bllius said...

Does all of that include machinima only projects?

moo Money said...

Yes. After I was hired in May 06 to promote machinima growth in SL, I started experimenting with machinima. After a few months, dev companies in SL started asking me to produce machinima for them.

bllius said...

Were those side contracts, or did they come directly through employment ?

moo Money said...

They've been independently contracted side gigs. They were all sent to me by word of mouth. I generally don't talk about this stuff except with old school machinimators because I've seen a growing trend of people getting into SL machinima because they think they can make tons of money right off the bat. That might be why a lot of people don't realize just how deep into the business I am. I'd rather have people focus on the art itself.

bllius said...

Is this fundamentally about promoting businesses in second life? Or could these gigs be done in other platforms?

moo Money said...

I think that it would be hindered elsewhere, as Overman learned. Companies would probably love to use Sims 2, WoW, etc for machinimercials, but the creators have airtight EULAs. Not everyone will be able to get a content use license. Platform like iClone, Second Life, and Moviestorm are popular for moneymaking because the machinimator has more rights.

I see plenty of machinimators 100x more talented than me, but they won't touch Second Life, so they struggle to make any money. Just about the only other way to do it is enter contests here and there, and that would only add up to 100-3000/yr. I haven't been to sleep yet, so I'm probably rambling incoherently now.

bllius said...

I was thinking of the multitude of machinima platforms out there now that allow creator controlled content (iClone, Moviestorm, Antics3D, ZenCub3d) and whether companies are considering those as promotional assets vs. SL, which has a dedicated mutli user persistent environment.

moo Money said...

There are multiple problems with the other platforms that allow you to control your content. They're not multi-user, so you have to slowly control every aspect of your product, versus getting on skype or SL voice and telling them exactly where to go or what to do. It could be as simple as having them stand on an animated poseball. Another problem is the steep, steep learning curve. If you're not afraid to just dive in, you can take on SL pretty quickly. There are plenty of tutorials to help with that. However, I had problems mastering iClone and Moviestorm. In SL, I can buy pre-existing sets instead of building them by hand or having a set number of cookie cutter buildings. The last glaring problem that I see is the actual lack of content. Sure, there are content packs in products like iClone, Moviestorm, and Antics3D, but those all cost quite a bit usually. It adds up, and it's limited. With Second Life, you can search through a site like SLEXchange and find exactly what you want, so it's really pay as you go. I've always argued with Hugh about how much he estimated it would cost him to make BloodSpell in Second Life. There are plenty of free and cheap resources already established within the engine, some of which I personally ensured and promoted myself in the beginning, to allow machinimators an easier experience.

Of course, on the flipside, I'm sure those programs have much better framerates than SL. You could buy a state of the art machine today and it will drop bunches of frames with the patch that comes out the following week. SLers have learned to just work around it.

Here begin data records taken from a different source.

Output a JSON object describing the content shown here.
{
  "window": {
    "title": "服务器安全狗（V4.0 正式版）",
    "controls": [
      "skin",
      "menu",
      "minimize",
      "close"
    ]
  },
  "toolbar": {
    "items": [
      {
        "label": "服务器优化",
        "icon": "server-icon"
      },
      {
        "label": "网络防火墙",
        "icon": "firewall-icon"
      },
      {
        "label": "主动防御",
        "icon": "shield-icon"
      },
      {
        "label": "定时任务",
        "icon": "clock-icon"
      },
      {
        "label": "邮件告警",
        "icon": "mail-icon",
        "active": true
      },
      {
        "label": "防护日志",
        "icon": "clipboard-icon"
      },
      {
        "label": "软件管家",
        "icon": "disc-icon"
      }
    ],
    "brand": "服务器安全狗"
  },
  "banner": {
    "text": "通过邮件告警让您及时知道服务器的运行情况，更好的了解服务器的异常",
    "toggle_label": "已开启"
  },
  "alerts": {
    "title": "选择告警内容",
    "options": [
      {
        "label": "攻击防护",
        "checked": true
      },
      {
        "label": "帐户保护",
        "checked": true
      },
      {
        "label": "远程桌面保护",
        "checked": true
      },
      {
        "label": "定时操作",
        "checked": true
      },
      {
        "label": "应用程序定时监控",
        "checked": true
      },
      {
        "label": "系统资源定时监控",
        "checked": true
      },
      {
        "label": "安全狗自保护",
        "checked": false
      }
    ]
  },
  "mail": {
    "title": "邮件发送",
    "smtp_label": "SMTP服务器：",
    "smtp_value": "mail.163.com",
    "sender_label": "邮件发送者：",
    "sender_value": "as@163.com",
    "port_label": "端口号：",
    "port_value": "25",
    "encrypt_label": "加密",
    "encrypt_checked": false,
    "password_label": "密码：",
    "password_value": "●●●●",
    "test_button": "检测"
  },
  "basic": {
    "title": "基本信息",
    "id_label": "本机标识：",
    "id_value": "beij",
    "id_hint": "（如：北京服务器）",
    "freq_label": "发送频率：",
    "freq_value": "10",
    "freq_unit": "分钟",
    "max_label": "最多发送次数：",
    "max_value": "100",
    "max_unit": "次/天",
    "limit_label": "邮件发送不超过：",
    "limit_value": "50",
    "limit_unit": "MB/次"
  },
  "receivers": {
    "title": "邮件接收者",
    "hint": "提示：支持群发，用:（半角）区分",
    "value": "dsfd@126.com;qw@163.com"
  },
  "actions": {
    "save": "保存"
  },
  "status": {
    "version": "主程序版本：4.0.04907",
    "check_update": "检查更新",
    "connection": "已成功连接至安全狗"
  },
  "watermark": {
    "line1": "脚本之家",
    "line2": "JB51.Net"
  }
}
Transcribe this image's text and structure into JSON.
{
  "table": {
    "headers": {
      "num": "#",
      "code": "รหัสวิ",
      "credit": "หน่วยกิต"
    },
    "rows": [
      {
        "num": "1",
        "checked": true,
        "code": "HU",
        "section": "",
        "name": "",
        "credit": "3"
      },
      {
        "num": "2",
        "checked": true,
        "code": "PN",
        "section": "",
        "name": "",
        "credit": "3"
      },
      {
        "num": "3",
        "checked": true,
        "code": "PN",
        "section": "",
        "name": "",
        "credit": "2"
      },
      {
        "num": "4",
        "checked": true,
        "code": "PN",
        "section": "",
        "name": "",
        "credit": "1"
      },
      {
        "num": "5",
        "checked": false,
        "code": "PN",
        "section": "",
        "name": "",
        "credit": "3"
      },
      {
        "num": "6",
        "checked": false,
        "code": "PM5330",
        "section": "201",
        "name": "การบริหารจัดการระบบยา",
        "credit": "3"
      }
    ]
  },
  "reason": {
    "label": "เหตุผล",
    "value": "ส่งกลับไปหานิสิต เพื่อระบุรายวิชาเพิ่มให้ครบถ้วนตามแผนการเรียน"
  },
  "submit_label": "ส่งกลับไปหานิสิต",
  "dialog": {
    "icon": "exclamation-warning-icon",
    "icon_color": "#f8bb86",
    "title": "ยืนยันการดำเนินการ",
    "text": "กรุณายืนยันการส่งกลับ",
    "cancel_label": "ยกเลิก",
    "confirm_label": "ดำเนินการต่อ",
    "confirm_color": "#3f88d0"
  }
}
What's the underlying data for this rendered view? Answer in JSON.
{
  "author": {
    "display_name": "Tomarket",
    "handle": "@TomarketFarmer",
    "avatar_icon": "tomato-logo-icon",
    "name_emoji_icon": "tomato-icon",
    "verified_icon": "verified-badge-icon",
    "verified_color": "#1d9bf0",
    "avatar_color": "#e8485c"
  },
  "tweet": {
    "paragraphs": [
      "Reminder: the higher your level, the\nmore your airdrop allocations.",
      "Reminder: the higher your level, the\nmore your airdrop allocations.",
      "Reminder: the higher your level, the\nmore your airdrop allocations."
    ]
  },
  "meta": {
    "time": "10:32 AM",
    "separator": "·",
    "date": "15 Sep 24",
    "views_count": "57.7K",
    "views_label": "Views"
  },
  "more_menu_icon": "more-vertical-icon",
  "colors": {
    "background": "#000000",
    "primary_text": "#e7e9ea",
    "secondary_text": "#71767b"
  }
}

bllius said...

You can import a lot of content from Sketchup/Google Warehouse. And if someone else is willing to foot the bill, then all the better.

My big question is:

Are these companies paying for machinima development in SL because of the persistent world and their presence in that world? Is it because they have an island or some other 'place' that they are trying to promote?

Or is the machinima simply the end product and they do not require a virtual space at all once the video is finished?